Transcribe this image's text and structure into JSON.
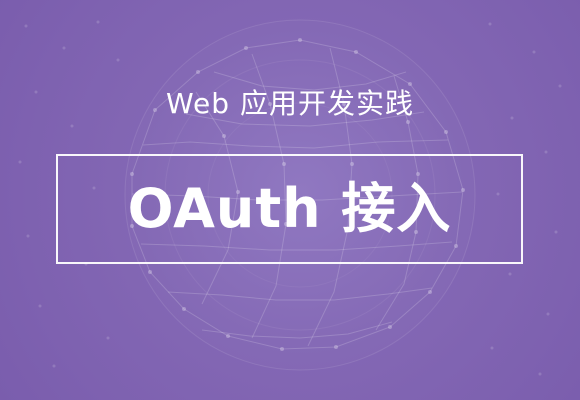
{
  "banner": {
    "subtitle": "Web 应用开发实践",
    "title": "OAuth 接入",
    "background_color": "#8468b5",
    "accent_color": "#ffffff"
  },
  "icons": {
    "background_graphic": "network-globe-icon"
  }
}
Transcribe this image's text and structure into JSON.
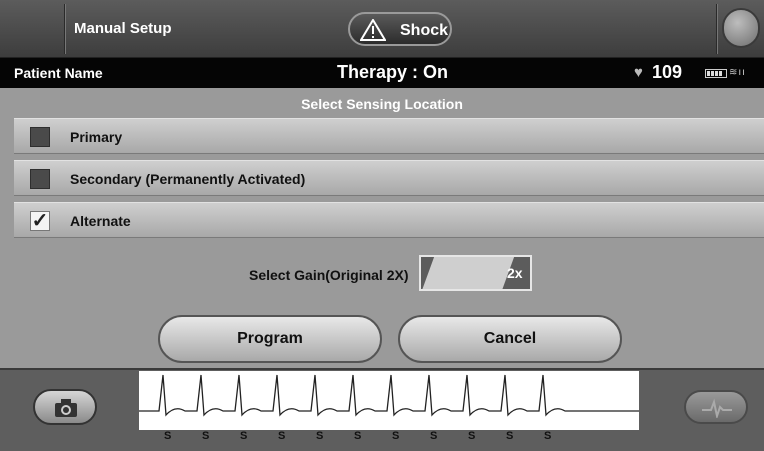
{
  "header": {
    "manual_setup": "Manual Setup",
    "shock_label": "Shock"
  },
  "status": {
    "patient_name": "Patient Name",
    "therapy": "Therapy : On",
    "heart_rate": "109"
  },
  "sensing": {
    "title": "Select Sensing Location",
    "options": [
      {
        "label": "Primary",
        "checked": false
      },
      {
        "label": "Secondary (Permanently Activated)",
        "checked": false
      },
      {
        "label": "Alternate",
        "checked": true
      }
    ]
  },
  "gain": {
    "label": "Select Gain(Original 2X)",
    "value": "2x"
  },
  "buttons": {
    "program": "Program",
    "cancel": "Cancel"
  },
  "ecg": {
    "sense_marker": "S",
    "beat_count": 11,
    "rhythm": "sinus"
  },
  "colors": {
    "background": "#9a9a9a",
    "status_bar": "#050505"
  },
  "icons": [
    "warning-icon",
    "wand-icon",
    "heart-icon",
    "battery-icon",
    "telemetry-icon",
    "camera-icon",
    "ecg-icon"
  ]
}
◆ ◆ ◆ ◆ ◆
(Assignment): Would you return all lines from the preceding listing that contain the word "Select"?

(Result of the exercise):
    "title": "Select Sensing Location",
    "label": "Select Gain(Original 2X)",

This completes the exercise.